As, I transitioned to Brigham Young University I found myself on a team of athletes who knew and understood the sport better than I had previously imagined. I was quiet and shy but the guys reached out and I found a home among the Destroying Angels. Practices were low-key, some day’s we would play 500, other days we would play diving games. Regardless, that fall we went to California and crushed it, finding killer wins against Santa Barbara and Berkley.
Shortly afterwards I left to serve a mission in Miami Florida for the Church of Jesus Christ of Latter-day Saints. I deeply cherish the two years I had to serve the people of Southern Florida. My work there molded my perspective on life. I left pleased with the change I had helped to create and I felt compelled to continue to make a difference. I wasn’t certain that I could do that playing Ultimate. However, the summer I got back I received an email from Bryce Merrill our coach. It wasn’t sent specifically to me but it was addressed to the team collectively. From what I read, the team wasn’t any longer just a group of athletes, but a program. It had direction and purpose. I decided to test that new image.

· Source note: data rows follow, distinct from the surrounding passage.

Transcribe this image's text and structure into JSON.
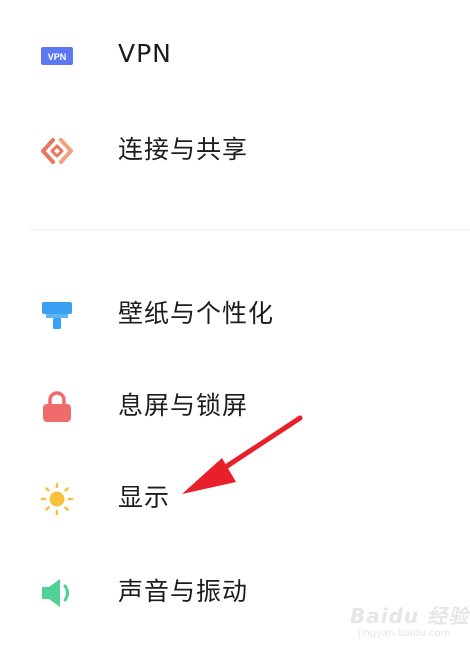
{
  "settings": {
    "items": [
      {
        "label": "VPN",
        "icon": "vpn-icon",
        "icon_text": "VPN",
        "color": "#5b78f0"
      },
      {
        "label": "连接与共享",
        "icon": "connection-sharing-icon",
        "color": "#e8775e"
      },
      {
        "label": "壁纸与个性化",
        "icon": "wallpaper-icon",
        "color": "#3aa1f2"
      },
      {
        "label": "息屏与锁屏",
        "icon": "lock-icon",
        "color": "#ef6c6c"
      },
      {
        "label": "显示",
        "icon": "brightness-icon",
        "color": "#f7c23b"
      },
      {
        "label": "声音与振动",
        "icon": "speaker-icon",
        "color": "#4fd198"
      }
    ]
  },
  "annotation": {
    "color": "#e8202a"
  },
  "watermark": {
    "brand": "Baidu 经验",
    "url": "jingyan.baidu.com"
  }
}
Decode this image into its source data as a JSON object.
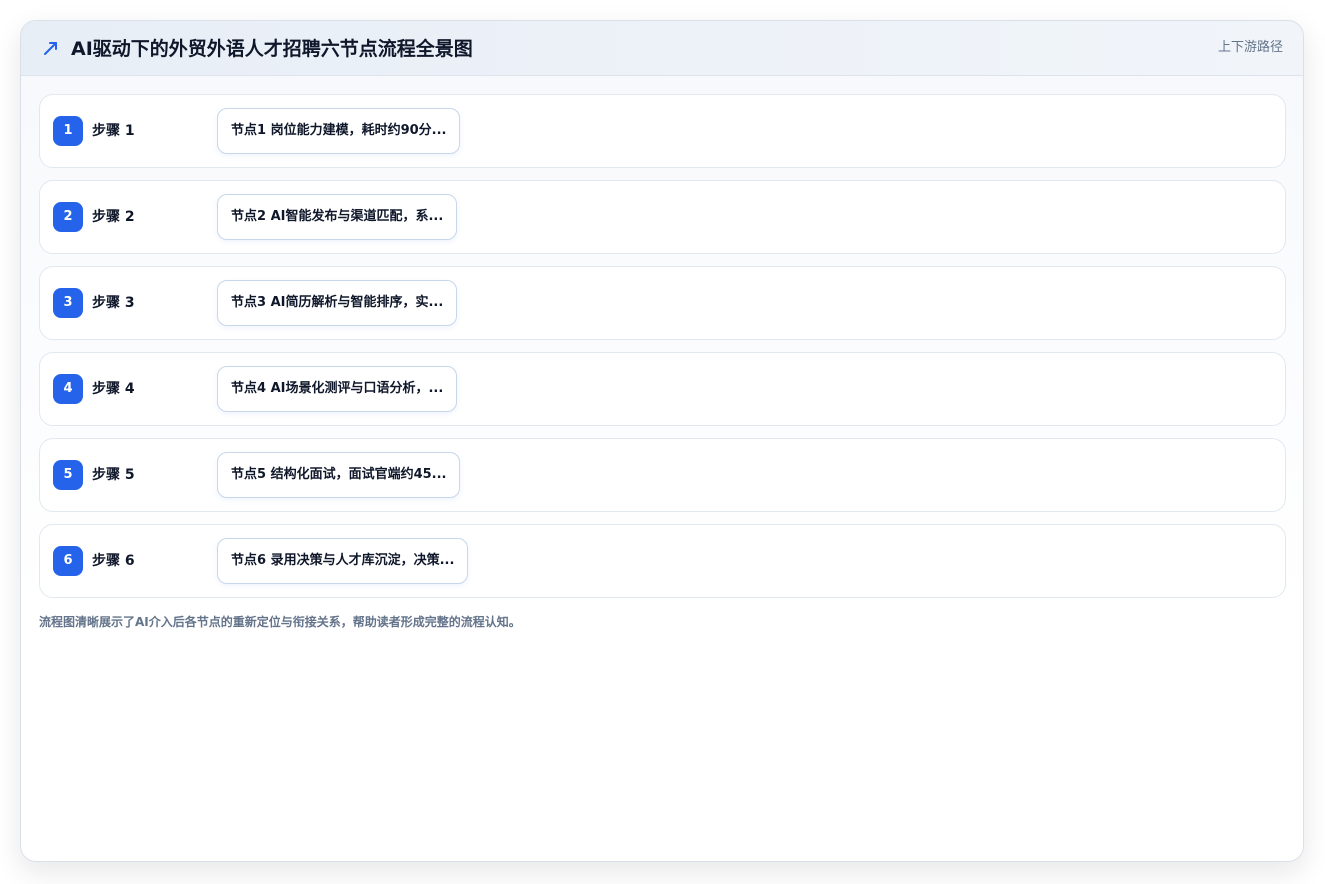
{
  "header": {
    "icon": "trend-arrow-icon",
    "title": "AI驱动下的外贸外语人才招聘六节点流程全景图",
    "route_label": "上下游路径"
  },
  "steps": [
    {
      "number": "1",
      "label": "步骤 1",
      "node_text": "节点1 岗位能力建模，耗时约90分..."
    },
    {
      "number": "2",
      "label": "步骤 2",
      "node_text": "节点2 AI智能发布与渠道匹配，系..."
    },
    {
      "number": "3",
      "label": "步骤 3",
      "node_text": "节点3 AI简历解析与智能排序，实..."
    },
    {
      "number": "4",
      "label": "步骤 4",
      "node_text": "节点4 AI场景化测评与口语分析，..."
    },
    {
      "number": "5",
      "label": "步骤 5",
      "node_text": "节点5 结构化面试，面试官端约45..."
    },
    {
      "number": "6",
      "label": "步骤 6",
      "node_text": "节点6 录用决策与人才库沉淀，决策..."
    }
  ],
  "caption": "流程图清晰展示了AI介入后各节点的重新定位与衔接关系，帮助读者形成完整的流程认知。",
  "colors": {
    "accent": "#2563eb",
    "title_text": "#0f172a",
    "muted_text": "#64748b",
    "border": "#e2e8f0"
  }
}
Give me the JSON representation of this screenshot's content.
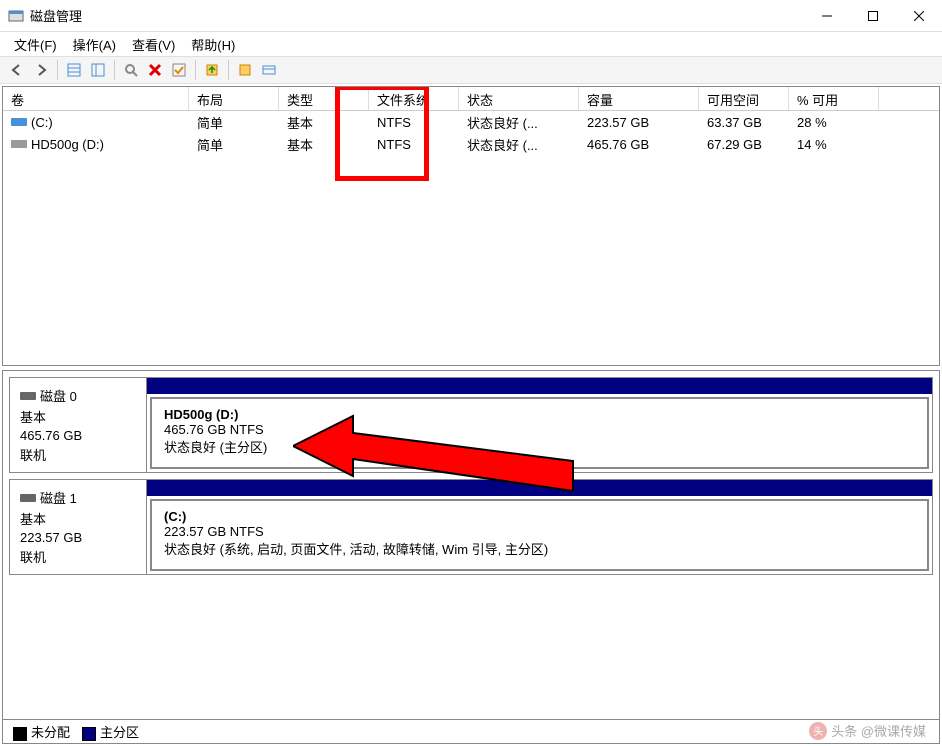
{
  "window": {
    "title": "磁盘管理"
  },
  "menu": {
    "file": "文件(F)",
    "action": "操作(A)",
    "view": "查看(V)",
    "help": "帮助(H)"
  },
  "columns": {
    "volume": "卷",
    "layout": "布局",
    "type": "类型",
    "filesystem": "文件系统",
    "status": "状态",
    "capacity": "容量",
    "free": "可用空间",
    "pct": "% 可用"
  },
  "volumes": [
    {
      "name": "(C:)",
      "layout": "简单",
      "type": "基本",
      "fs": "NTFS",
      "status": "状态良好 (...",
      "capacity": "223.57 GB",
      "free": "63.37 GB",
      "pct": "28 %",
      "drive_icon": "hdd-blue"
    },
    {
      "name": "HD500g (D:)",
      "layout": "简单",
      "type": "基本",
      "fs": "NTFS",
      "status": "状态良好 (...",
      "capacity": "465.76 GB",
      "free": "67.29 GB",
      "pct": "14 %",
      "drive_icon": "hdd-gray"
    }
  ],
  "disks": [
    {
      "label": "磁盘 0",
      "type": "基本",
      "size": "465.76 GB",
      "online": "联机",
      "part_name": "HD500g  (D:)",
      "part_size": "465.76 GB NTFS",
      "part_status": "状态良好 (主分区)"
    },
    {
      "label": "磁盘 1",
      "type": "基本",
      "size": "223.57 GB",
      "online": "联机",
      "part_name": "(C:)",
      "part_size": "223.57 GB NTFS",
      "part_status": "状态良好 (系统, 启动, 页面文件, 活动, 故障转储, Wim 引导, 主分区)"
    }
  ],
  "legend": {
    "unallocated": "未分配",
    "primary": "主分区"
  },
  "watermark": "头条 @微课传媒"
}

Within the first weeks of the fall season we had a team meeting and we discussed what it meant to play BYU CHI Ultimate and the direction of the program. CHI Ultimate was a program willing to do what it takes to press forward and become the best. We were looking forward to the future and that wouldn’t be an easy path. However, I recognized a resilience and determination in the program that could get us there. That season we went 19-1. We were hungry and couldn’t be denied. That work earned us a bid to the Florida Warm-Up tournament. While the results of that tournament were not ideal, we learned a lot. We now have a better idea of our strengths and weaknesses as a program. Individually we have come to similar conclusions. I’ve done a lot with Ultimate in my life, and I likely have years left to give. That being said, I am more than pleased to spend this next chapter fighting alongside the brothers I have found among these CHI Guys. We’re gonna bring it and someday CHI Ultimate will have made the difference we’re working towards.